» **ACTIVITY**: Set the records down again in full, exactly as they are, apart from the images.
[Start of section]
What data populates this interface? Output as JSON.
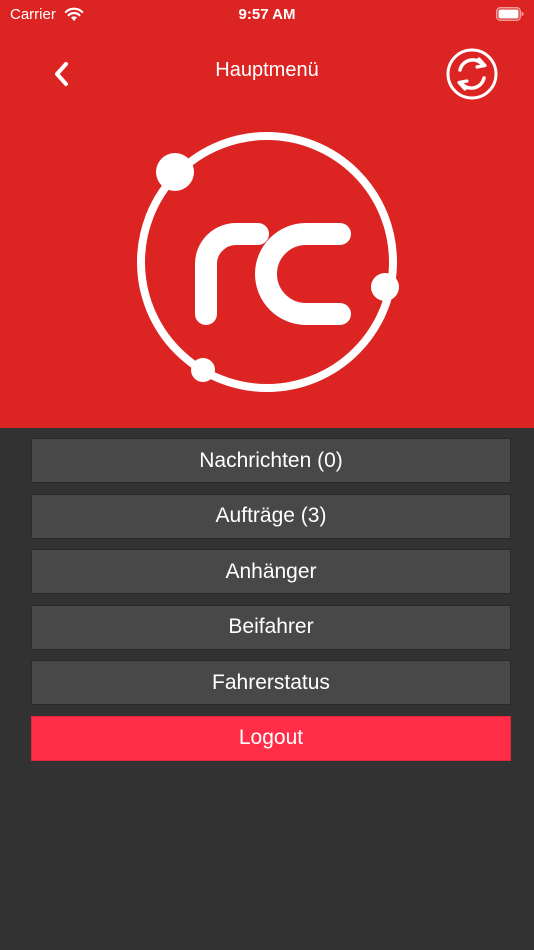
{
  "status_bar": {
    "carrier": "Carrier",
    "time": "9:57 AM"
  },
  "nav": {
    "title": "Hauptmenü",
    "back_icon": "chevron-left-icon",
    "sync_icon": "refresh-icon"
  },
  "logo": {
    "text": "rc"
  },
  "menu": {
    "items": [
      {
        "label": "Nachrichten (0)"
      },
      {
        "label": "Aufträge (3)"
      },
      {
        "label": "Anhänger"
      },
      {
        "label": "Beifahrer"
      },
      {
        "label": "Fahrerstatus"
      }
    ],
    "logout_label": "Logout"
  },
  "colors": {
    "header_red": "#dc2423",
    "background": "#323232",
    "button": "#484848",
    "logout": "#ff2d48"
  }
}
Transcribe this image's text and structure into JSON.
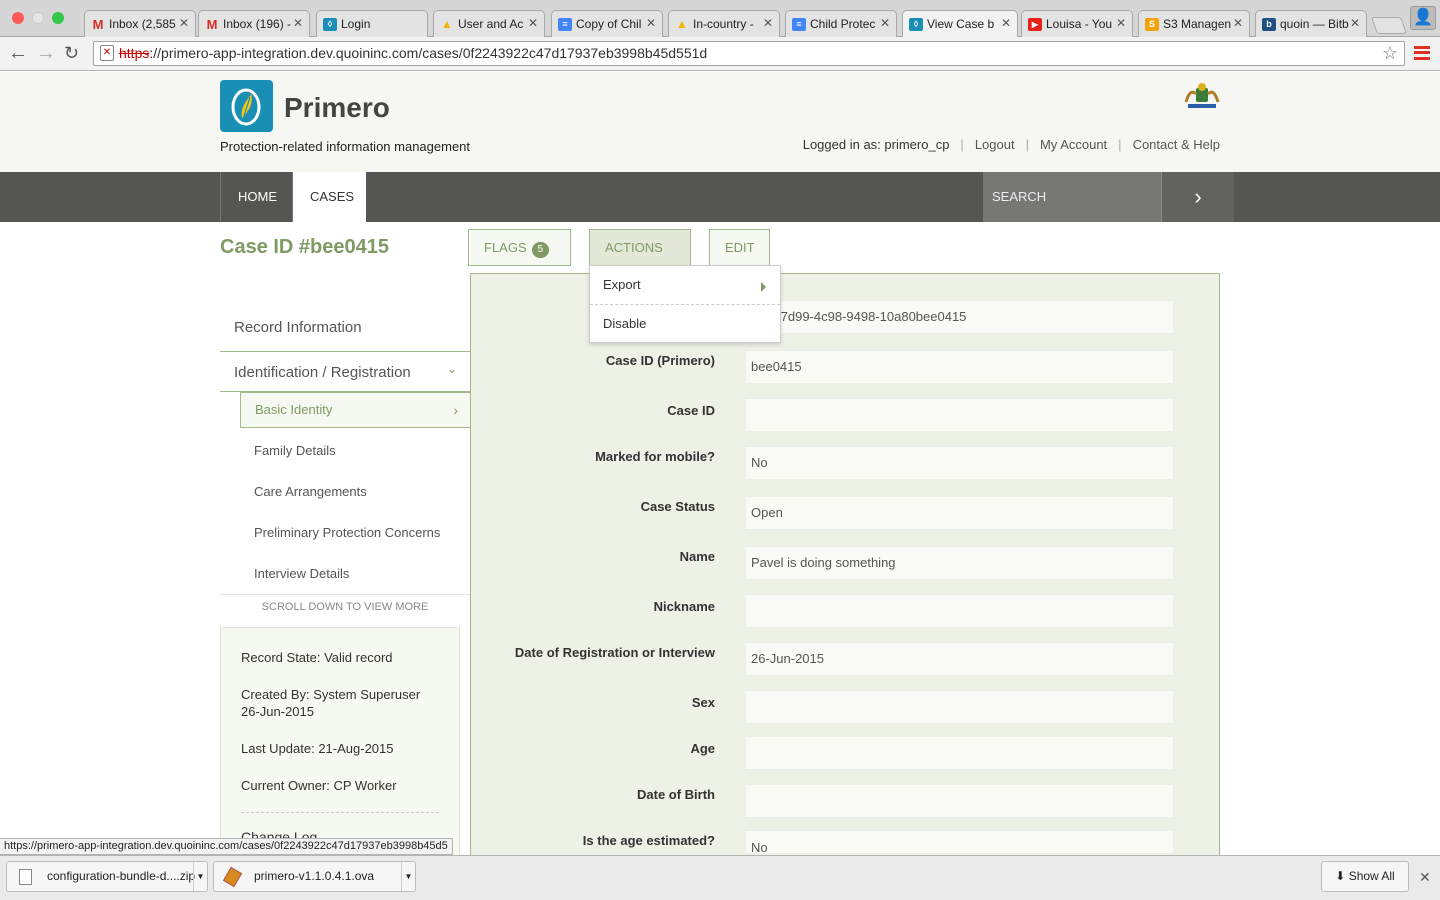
{
  "browser": {
    "tabs": [
      {
        "label": "Inbox (2,585",
        "icon": "gmail-icon",
        "color": "#d93025"
      },
      {
        "label": "Inbox (196) -",
        "icon": "gmail-icon",
        "color": "#d93025"
      },
      {
        "label": "Login",
        "icon": "primero-icon",
        "color": "#1a8fb6"
      },
      {
        "label": "User and Ac",
        "icon": "drive-icon",
        "color": "#f4b400"
      },
      {
        "label": "Copy of Chil",
        "icon": "docs-icon",
        "color": "#4285f4"
      },
      {
        "label": "In-country -",
        "icon": "drive-icon",
        "color": "#f4b400"
      },
      {
        "label": "Child Protec",
        "icon": "docs-icon",
        "color": "#4285f4"
      },
      {
        "label": "View Case b",
        "icon": "primero-icon",
        "color": "#1a8fb6",
        "active": true
      },
      {
        "label": "Louisa - You",
        "icon": "youtube-icon",
        "color": "#e62117"
      },
      {
        "label": "S3 Managen",
        "icon": "aws-icon",
        "color": "#f0a30a"
      },
      {
        "label": "quoin — Bitb",
        "icon": "bitbucket-icon",
        "color": "#205081"
      }
    ],
    "url_scheme": "https",
    "url_rest": "://primero-app-integration.dev.quoininc.com/cases/0f2243922c47d17937eb3998b45d551d",
    "status_url": "https://primero-app-integration.dev.quoininc.com/cases/0f2243922c47d17937eb3998b45d5",
    "downloads": [
      {
        "name": "configuration-bundle-d....zip"
      },
      {
        "name": "primero-v1.1.0.4.1.ova"
      }
    ],
    "show_all": "Show All"
  },
  "header": {
    "app_name": "Primero",
    "tagline": "Protection-related information management",
    "logged_in": "Logged in as: primero_cp",
    "logout": "Logout",
    "my_account": "My Account",
    "contact": "Contact & Help"
  },
  "nav": {
    "home": "HOME",
    "cases": "CASES",
    "search_placeholder": "SEARCH"
  },
  "case": {
    "title": "Case ID #bee0415",
    "flags_label": "FLAGS",
    "flags_count": "5",
    "actions_label": "ACTIONS",
    "edit_label": "EDIT",
    "actions_menu": [
      "Export",
      "Disable"
    ]
  },
  "sidebar": {
    "record_information": "Record Information",
    "identification": "Identification / Registration",
    "items": [
      "Basic Identity",
      "Family Details",
      "Care Arrangements",
      "Preliminary Protection Concerns",
      "Interview Details"
    ],
    "scroll_more": "SCROLL DOWN TO VIEW MORE",
    "record_state": "Record State: Valid record",
    "created_by": "Created By: System Superuser",
    "created_date": "26-Jun-2015",
    "last_update": "Last Update: 21-Aug-2015",
    "current_owner": "Current Owner: CP Worker",
    "change_log": "Change Log"
  },
  "form": {
    "fields": [
      {
        "label": "",
        "value": "f714-7d99-4c98-9498-10a80bee0415"
      },
      {
        "label": "Case ID (Primero)",
        "value": "bee0415"
      },
      {
        "label": "Case ID",
        "value": ""
      },
      {
        "label": "Marked for mobile?",
        "value": "No"
      },
      {
        "label": "Case Status",
        "value": "Open"
      },
      {
        "label": "Name",
        "value": "Pavel is doing something"
      },
      {
        "label": "Nickname",
        "value": ""
      },
      {
        "label": "Date of Registration or Interview",
        "value": "26-Jun-2015"
      },
      {
        "label": "Sex",
        "value": ""
      },
      {
        "label": "Age",
        "value": ""
      },
      {
        "label": "Date of Birth",
        "value": ""
      },
      {
        "label": "Is the age estimated?",
        "value": "No"
      }
    ]
  }
}
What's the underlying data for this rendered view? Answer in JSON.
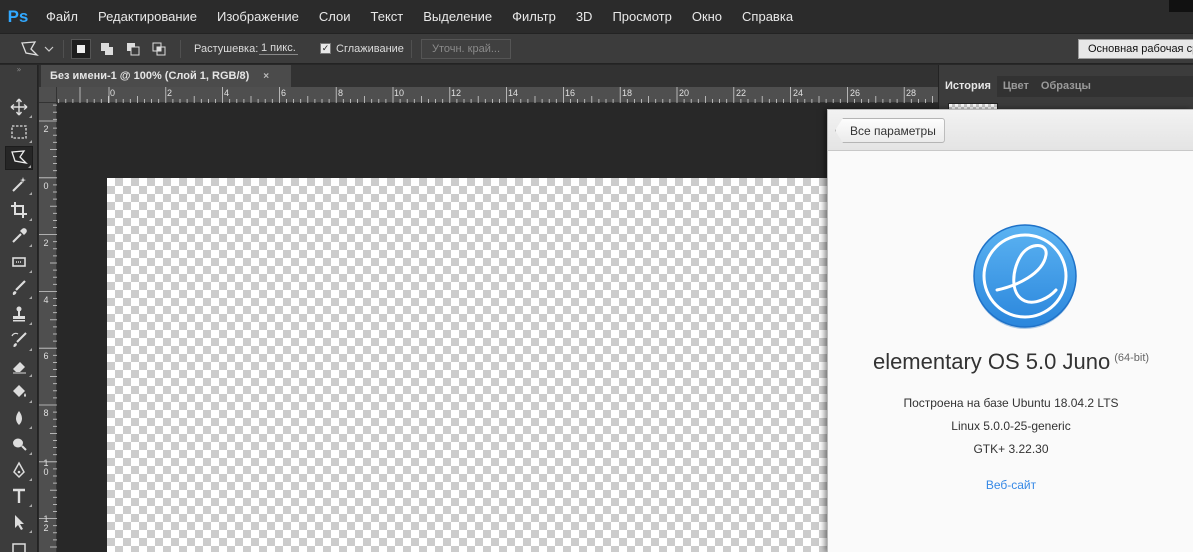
{
  "app": {
    "logo": "Ps"
  },
  "menu": [
    "Файл",
    "Редактирование",
    "Изображение",
    "Слои",
    "Текст",
    "Выделение",
    "Фильтр",
    "3D",
    "Просмотр",
    "Окно",
    "Справка"
  ],
  "options": {
    "tool_icon": "polygonal-lasso-icon",
    "feather_label": "Растушевка:",
    "feather_value": "1 пикс.",
    "antialias_label": "Сглаживание",
    "refine_edge": "Уточн. край...",
    "workspace": "Основная рабочая сред"
  },
  "document": {
    "tab_title": "Без имени-1 @ 100% (Слой 1, RGB/8)",
    "close": "×"
  },
  "rulers": {
    "h_labels": [
      "0",
      "2",
      "4",
      "6",
      "8",
      "10",
      "12",
      "14",
      "16",
      "18",
      "20",
      "22",
      "24",
      "26",
      "28"
    ],
    "v_labels": [
      "2",
      "0",
      "2",
      "4",
      "6",
      "8",
      "1\n0",
      "1\n2"
    ]
  },
  "panels": {
    "tabs": [
      "История",
      "Цвет",
      "Образцы"
    ]
  },
  "about": {
    "back_button": "Все параметры",
    "os_name": "elementary OS 5.0 Juno",
    "arch": "(64-bit)",
    "based_on": "Построена на базе Ubuntu 18.04.2 LTS",
    "kernel": "Linux 5.0.0-25-generic",
    "gtk": "GTK+ 3.22.30",
    "website": "Веб-сайт",
    "logo_color": "#3689e6"
  },
  "tools": [
    "move-icon",
    "marquee-icon",
    "lasso-icon",
    "magic-wand-icon",
    "crop-icon",
    "eyedropper-icon",
    "healing-icon",
    "brush-icon",
    "stamp-icon",
    "history-brush-icon",
    "eraser-icon",
    "bucket-icon",
    "blur-icon",
    "dodge-icon",
    "pen-icon",
    "type-icon",
    "path-select-icon",
    "rectangle-icon"
  ]
}
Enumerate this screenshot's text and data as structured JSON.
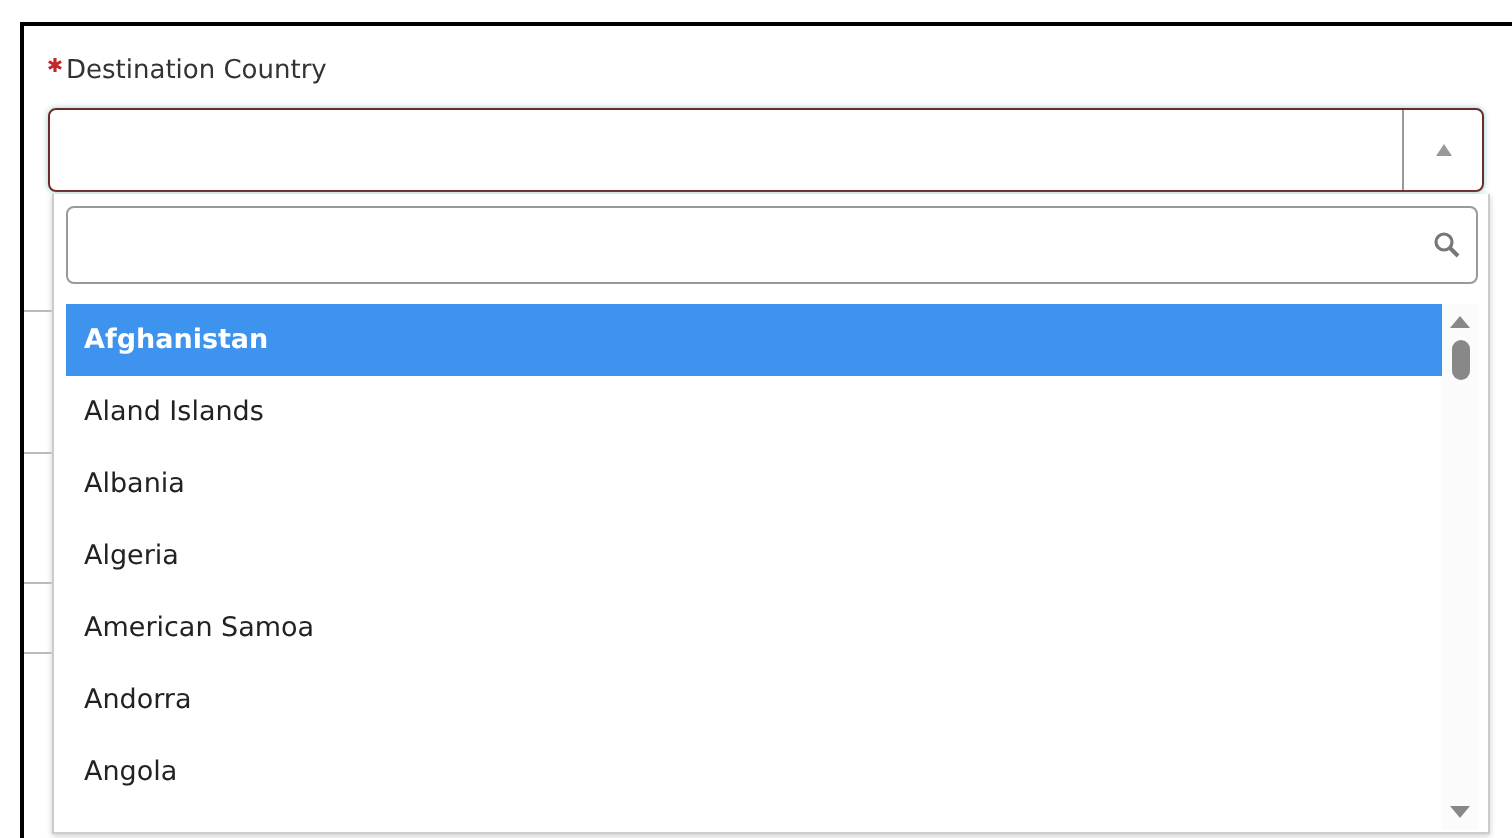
{
  "field": {
    "label": "Destination Country",
    "required": true,
    "expanded": true
  },
  "options": [
    {
      "label": "Afghanistan",
      "selected": true
    },
    {
      "label": "Aland Islands",
      "selected": false
    },
    {
      "label": "Albania",
      "selected": false
    },
    {
      "label": "Algeria",
      "selected": false
    },
    {
      "label": "American Samoa",
      "selected": false
    },
    {
      "label": "Andorra",
      "selected": false
    },
    {
      "label": "Angola",
      "selected": false
    }
  ]
}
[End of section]
» **OUTPUT OF THE EXERCISE**:
What data populates this interface? Output as JSON.
{
  "status_bar": {
    "carrier": "Carrier",
    "time": "9:57 AM"
  },
  "nav": {
    "title": "Hauptmenü",
    "back_icon": "chevron-left-icon",
    "sync_icon": "refresh-icon"
  },
  "logo": {
    "text": "rc"
  },
  "menu": {
    "items": [
      {
        "label": "Nachrichten (0)"
      },
      {
        "label": "Aufträge (3)"
      },
      {
        "label": "Anhänger"
      },
      {
        "label": "Beifahrer"
      },
      {
        "label": "Fahrerstatus"
      }
    ],
    "logout_label": "Logout"
  },
  "colors": {
    "header_red": "#dc2423",
    "background": "#323232",
    "button": "#484848",
    "logout": "#ff2d48"
  }
}
Transcribe this image's text and structure into JSON.
{
  "browser": {
    "tabs": [
      {
        "label": "Inbox (2,585",
        "icon": "gmail-icon",
        "color": "#d93025"
      },
      {
        "label": "Inbox (196) -",
        "icon": "gmail-icon",
        "color": "#d93025"
      },
      {
        "label": "Login",
        "icon": "primero-icon",
        "color": "#1a8fb6"
      },
      {
        "label": "User and Ac",
        "icon": "drive-icon",
        "color": "#f4b400"
      },
      {
        "label": "Copy of Chil",
        "icon": "docs-icon",
        "color": "#4285f4"
      },
      {
        "label": "In-country -",
        "icon": "drive-icon",
        "color": "#f4b400"
      },
      {
        "label": "Child Protec",
        "icon": "docs-icon",
        "color": "#4285f4"
      },
      {
        "label": "View Case b",
        "icon": "primero-icon",
        "color": "#1a8fb6",
        "active": true
      },
      {
        "label": "Louisa - You",
        "icon": "youtube-icon",
        "color": "#e62117"
      },
      {
        "label": "S3 Managen",
        "icon": "aws-icon",
        "color": "#f0a30a"
      },
      {
        "label": "quoin — Bitb",
        "icon": "bitbucket-icon",
        "color": "#205081"
      }
    ],
    "url_scheme": "https",
    "url_rest": "://primero-app-integration.dev.quoininc.com/cases/0f2243922c47d17937eb3998b45d551d",
    "status_url": "https://primero-app-integration.dev.quoininc.com/cases/0f2243922c47d17937eb3998b45d5",
    "downloads": [
      {
        "name": "configuration-bundle-d....zip"
      },
      {
        "name": "primero-v1.1.0.4.1.ova"
      }
    ],
    "show_all": "Show All"
  },
  "header": {
    "app_name": "Primero",
    "tagline": "Protection-related information management",
    "logged_in": "Logged in as: primero_cp",
    "logout": "Logout",
    "my_account": "My Account",
    "contact": "Contact & Help"
  },
  "nav": {
    "home": "HOME",
    "cases": "CASES",
    "search_placeholder": "SEARCH"
  },
  "case": {
    "title": "Case ID #bee0415",
    "flags_label": "FLAGS",
    "flags_count": "5",
    "actions_label": "ACTIONS",
    "edit_label": "EDIT",
    "actions_menu": [
      "Export",
      "Disable"
    ]
  },
  "sidebar": {
    "record_information": "Record Information",
    "identification": "Identification / Registration",
    "items": [
      "Basic Identity",
      "Family Details",
      "Care Arrangements",
      "Preliminary Protection Concerns",
      "Interview Details"
    ],
    "scroll_more": "SCROLL DOWN TO VIEW MORE",
    "record_state": "Record State: Valid record",
    "created_by": "Created By: System Superuser",
    "created_date": "26-Jun-2015",
    "last_update": "Last Update: 21-Aug-2015",
    "current_owner": "Current Owner: CP Worker",
    "change_log": "Change Log"
  },
  "form": {
    "fields": [
      {
        "label": "",
        "value": "f714-7d99-4c98-9498-10a80bee0415"
      },
      {
        "label": "Case ID (Primero)",
        "value": "bee0415"
      },
      {
        "label": "Case ID",
        "value": ""
      },
      {
        "label": "Marked for mobile?",
        "value": "No"
      },
      {
        "label": "Case Status",
        "value": "Open"
      },
      {
        "label": "Name",
        "value": "Pavel is doing something"
      },
      {
        "label": "Nickname",
        "value": ""
      },
      {
        "label": "Date of Registration or Interview",
        "value": "26-Jun-2015"
      },
      {
        "label": "Sex",
        "value": ""
      },
      {
        "label": "Age",
        "value": ""
      },
      {
        "label": "Date of Birth",
        "value": ""
      },
      {
        "label": "Is the age estimated?",
        "value": "No"
      }
    ]
  }
}
What's the underlying data for this rendered view? Answer in JSON.
{
  "app": {
    "logo": "Ps"
  },
  "menu": [
    "Файл",
    "Редактирование",
    "Изображение",
    "Слои",
    "Текст",
    "Выделение",
    "Фильтр",
    "3D",
    "Просмотр",
    "Окно",
    "Справка"
  ],
  "options": {
    "tool_icon": "polygonal-lasso-icon",
    "feather_label": "Растушевка:",
    "feather_value": "1 пикс.",
    "antialias_label": "Сглаживание",
    "refine_edge": "Уточн. край...",
    "workspace": "Основная рабочая сред"
  },
  "document": {
    "tab_title": "Без имени-1 @ 100% (Слой 1, RGB/8)",
    "close": "×"
  },
  "rulers": {
    "h_labels": [
      "0",
      "2",
      "4",
      "6",
      "8",
      "10",
      "12",
      "14",
      "16",
      "18",
      "20",
      "22",
      "24",
      "26",
      "28"
    ],
    "v_labels": [
      "2",
      "0",
      "2",
      "4",
      "6",
      "8",
      "1\n0",
      "1\n2"
    ]
  },
  "panels": {
    "tabs": [
      "История",
      "Цвет",
      "Образцы"
    ]
  },
  "about": {
    "back_button": "Все параметры",
    "os_name": "elementary OS 5.0 Juno",
    "arch": "(64-bit)",
    "based_on": "Построена на базе Ubuntu 18.04.2 LTS",
    "kernel": "Linux 5.0.0-25-generic",
    "gtk": "GTK+ 3.22.30",
    "website": "Веб-сайт",
    "logo_color": "#3689e6"
  },
  "tools": [
    "move-icon",
    "marquee-icon",
    "lasso-icon",
    "magic-wand-icon",
    "crop-icon",
    "eyedropper-icon",
    "healing-icon",
    "brush-icon",
    "stamp-icon",
    "history-brush-icon",
    "eraser-icon",
    "bucket-icon",
    "blur-icon",
    "dodge-icon",
    "pen-icon",
    "type-icon",
    "path-select-icon",
    "rectangle-icon"
  ]
}
Enumerate this screenshot's text and data as structured JSON.
{
  "field": {
    "label": "Destination Country",
    "required": true,
    "expanded": true
  },
  "options": [
    {
      "label": "Afghanistan",
      "selected": true
    },
    {
      "label": "Aland Islands",
      "selected": false
    },
    {
      "label": "Albania",
      "selected": false
    },
    {
      "label": "Algeria",
      "selected": false
    },
    {
      "label": "American Samoa",
      "selected": false
    },
    {
      "label": "Andorra",
      "selected": false
    },
    {
      "label": "Angola",
      "selected": false
    }
  ]
}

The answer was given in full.